His stamina is a story in itself, his courage unlimited. Very few knew that a considerable proportion of those 1,000-odd overs last year were bowled under the serious handicap of a nagging groin injury in addition, at times, to a painfully sore spinning finger. As if that were not enough, during the last five or six weeks of the season he continued playing with a chipped bone in his left thumb. No one who saw him end an innings with a tremendous catch off his own bowling against Middlesex at Coventry would have suspected any such injury.
Accepted as one of the dressing-room’s elder statesmen, Gibbs can equally give and take advice. He has no mean reputation as a student of racing, and thereby hangs another tale. At Trent Bridge last summer one of the country’s largest bookmaking firms added a new amenity by opening a betting shop. They catered for cricketing punters on horseracing and even ventured into wagers on cricketing chances of every description, such as naming the most successful bowler of the day. They erred sadly in laying odds of 5-2 AGAINST Gibbs claiming that distinction when Warwickshire visited Trent Bridge. True, they took only two wickets in a weary day in the field, but both fell to Gibbs!

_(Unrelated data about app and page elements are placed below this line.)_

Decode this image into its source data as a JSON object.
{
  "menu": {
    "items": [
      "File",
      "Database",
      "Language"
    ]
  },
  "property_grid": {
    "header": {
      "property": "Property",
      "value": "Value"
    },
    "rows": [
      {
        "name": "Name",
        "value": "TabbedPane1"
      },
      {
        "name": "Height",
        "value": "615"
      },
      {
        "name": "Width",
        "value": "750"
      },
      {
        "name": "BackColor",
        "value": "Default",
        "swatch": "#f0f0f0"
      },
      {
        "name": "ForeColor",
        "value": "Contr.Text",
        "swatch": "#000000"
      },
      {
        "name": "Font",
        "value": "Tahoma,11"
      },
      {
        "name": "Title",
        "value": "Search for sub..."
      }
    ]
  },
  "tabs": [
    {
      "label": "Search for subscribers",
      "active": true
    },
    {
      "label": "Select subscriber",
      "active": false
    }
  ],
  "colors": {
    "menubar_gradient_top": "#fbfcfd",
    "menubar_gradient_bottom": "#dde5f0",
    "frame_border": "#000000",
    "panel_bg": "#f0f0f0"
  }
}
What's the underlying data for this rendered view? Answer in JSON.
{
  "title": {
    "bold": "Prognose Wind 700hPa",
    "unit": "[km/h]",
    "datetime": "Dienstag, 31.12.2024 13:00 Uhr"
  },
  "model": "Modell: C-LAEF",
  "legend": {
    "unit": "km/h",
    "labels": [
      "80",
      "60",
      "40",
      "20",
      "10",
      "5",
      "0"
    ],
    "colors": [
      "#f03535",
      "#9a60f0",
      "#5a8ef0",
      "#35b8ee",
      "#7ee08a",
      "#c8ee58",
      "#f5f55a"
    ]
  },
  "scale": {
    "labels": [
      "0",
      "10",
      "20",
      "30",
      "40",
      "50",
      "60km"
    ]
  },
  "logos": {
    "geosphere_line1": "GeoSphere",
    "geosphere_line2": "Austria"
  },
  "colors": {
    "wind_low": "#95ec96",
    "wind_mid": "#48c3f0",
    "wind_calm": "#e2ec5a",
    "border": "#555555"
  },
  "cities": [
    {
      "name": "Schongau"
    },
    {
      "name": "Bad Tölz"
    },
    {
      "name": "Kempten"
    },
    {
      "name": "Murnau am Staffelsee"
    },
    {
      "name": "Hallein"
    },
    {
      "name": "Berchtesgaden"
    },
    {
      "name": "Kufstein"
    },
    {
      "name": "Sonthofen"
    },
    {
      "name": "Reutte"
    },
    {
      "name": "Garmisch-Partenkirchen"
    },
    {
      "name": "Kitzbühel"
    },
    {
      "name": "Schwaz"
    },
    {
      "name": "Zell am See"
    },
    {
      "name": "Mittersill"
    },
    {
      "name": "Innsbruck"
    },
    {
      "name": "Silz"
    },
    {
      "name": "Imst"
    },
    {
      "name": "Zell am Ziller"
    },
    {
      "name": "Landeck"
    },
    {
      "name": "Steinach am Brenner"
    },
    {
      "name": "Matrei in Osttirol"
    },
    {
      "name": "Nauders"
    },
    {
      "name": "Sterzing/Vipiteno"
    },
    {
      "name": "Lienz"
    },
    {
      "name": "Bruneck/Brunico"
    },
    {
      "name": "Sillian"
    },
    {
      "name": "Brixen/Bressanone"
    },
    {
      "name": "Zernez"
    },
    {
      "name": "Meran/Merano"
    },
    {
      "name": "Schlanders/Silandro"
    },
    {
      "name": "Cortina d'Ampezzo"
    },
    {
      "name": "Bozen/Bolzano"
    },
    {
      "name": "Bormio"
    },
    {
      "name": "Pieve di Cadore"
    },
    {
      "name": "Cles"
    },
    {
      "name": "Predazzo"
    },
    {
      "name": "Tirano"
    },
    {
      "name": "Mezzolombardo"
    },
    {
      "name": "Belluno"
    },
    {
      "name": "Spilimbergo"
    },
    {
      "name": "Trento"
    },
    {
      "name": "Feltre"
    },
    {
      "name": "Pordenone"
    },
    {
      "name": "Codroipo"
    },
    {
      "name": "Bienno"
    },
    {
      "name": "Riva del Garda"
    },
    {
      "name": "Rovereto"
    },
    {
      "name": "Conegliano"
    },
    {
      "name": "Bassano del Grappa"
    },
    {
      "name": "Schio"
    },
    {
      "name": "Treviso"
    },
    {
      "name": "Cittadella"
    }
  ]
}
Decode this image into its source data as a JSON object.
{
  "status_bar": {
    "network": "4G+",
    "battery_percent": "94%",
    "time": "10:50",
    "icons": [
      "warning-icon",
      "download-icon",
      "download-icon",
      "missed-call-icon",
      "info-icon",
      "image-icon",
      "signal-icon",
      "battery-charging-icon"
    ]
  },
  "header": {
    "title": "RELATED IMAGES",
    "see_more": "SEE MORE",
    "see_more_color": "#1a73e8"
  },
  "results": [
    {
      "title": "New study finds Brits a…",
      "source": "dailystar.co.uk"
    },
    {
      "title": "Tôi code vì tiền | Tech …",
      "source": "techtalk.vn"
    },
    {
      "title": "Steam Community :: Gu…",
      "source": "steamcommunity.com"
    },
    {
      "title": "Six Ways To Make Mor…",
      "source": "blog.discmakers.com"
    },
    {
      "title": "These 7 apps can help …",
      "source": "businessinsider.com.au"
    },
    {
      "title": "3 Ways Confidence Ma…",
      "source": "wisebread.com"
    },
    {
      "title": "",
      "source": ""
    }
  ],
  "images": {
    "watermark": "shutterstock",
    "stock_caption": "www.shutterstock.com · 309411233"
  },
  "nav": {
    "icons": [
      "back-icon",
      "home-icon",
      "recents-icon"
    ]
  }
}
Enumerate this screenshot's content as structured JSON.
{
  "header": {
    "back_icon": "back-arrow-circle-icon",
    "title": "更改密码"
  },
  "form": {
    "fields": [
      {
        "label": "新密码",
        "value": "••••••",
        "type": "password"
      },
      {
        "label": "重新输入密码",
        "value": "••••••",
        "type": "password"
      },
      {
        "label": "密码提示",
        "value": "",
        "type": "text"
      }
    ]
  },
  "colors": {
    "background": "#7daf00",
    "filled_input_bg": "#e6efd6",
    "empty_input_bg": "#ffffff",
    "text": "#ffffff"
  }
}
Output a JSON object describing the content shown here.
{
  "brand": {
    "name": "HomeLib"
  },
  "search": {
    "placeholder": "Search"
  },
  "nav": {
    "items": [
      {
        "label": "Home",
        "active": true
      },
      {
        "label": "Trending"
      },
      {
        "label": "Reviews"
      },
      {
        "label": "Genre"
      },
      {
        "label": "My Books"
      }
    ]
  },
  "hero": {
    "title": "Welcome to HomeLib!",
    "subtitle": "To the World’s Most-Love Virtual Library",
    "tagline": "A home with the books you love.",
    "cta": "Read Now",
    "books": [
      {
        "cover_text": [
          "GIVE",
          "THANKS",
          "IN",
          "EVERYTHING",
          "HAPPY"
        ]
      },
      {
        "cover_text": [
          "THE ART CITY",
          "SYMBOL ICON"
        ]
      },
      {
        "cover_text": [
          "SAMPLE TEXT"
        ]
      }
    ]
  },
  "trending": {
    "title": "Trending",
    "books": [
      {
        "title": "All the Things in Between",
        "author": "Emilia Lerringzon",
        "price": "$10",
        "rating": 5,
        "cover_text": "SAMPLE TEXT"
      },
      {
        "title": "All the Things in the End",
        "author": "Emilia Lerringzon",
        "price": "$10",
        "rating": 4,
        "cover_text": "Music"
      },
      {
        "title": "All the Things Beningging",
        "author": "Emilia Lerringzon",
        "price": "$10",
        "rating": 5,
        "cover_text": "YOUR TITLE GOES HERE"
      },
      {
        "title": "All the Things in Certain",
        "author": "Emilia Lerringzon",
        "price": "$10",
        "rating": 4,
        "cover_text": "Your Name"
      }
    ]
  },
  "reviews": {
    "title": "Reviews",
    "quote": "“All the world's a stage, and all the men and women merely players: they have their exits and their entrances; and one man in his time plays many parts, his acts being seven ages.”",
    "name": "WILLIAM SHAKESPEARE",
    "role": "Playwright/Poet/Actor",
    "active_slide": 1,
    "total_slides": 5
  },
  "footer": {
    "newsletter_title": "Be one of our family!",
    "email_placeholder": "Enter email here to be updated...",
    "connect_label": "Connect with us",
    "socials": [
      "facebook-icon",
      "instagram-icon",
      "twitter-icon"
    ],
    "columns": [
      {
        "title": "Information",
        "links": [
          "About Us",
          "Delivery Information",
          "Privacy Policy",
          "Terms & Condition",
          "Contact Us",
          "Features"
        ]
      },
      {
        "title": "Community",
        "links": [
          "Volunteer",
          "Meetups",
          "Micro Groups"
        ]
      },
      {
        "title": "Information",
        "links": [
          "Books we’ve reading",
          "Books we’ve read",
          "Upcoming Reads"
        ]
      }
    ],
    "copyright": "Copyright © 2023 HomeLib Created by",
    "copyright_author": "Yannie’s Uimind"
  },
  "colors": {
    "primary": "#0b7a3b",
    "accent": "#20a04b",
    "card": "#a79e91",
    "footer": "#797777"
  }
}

Even the supreme solo effort by Gibbs just failed to keep Warwickshire at the top of the table, although they did finish with the same points total as Surrey. But the summer ended with the good news that Mr Forbes Burnham, the Prime Minister of Guyana who had originally appointed Gibbs to an important Sports Council post, had smoothed the way for leave of absence for another summer with Warwickshire.
A widely travelled cricketer, Lance Gibbs has altogether played in 56 Tests, including those four for the Rest of the World. He has appeared for West Indies teams in India and Pakistan, 1958/59, Australia 1960/61, England 1963, 1966 and 1969 (vice-captain), India and Ceylon 1966/67, Australia and New Zealand 1968/69 (vice-captain). Besides playing regularly for Guyana he has assisted Burnley in the Lancashire League and Whitburn in the Durham League. In 1969/70 he played in the Sheffield Shield in Australia.
Of his many notable feats in Test cricket, stand his three wickets in four balls against Australia in Sydney in 1960/61 after being omitted from the first two Tests, and then in the fourth at Adelaide he did the hat-trick – the first against Australia this century. Three times Gibbs has taken ten wickets in a Test and thirteen times five wickets in an innings. Altogether, his record for West Indies in 52 Tests is 209 wickets, average 27.85.
So Gibbs will be back again in 1972, disturbing news for English batsmen. But so great a cricketer will be welcome once again wherever he goes. So will his two closet admirers – his six-year-old son, who promises to be a better batsman than his father, and his four-year-old daughter.
Lance Gibbs played on for Warwickshire until 1973 and for West Indies until 1976. He took 309 Test wickets at 29.09 in 79 matches.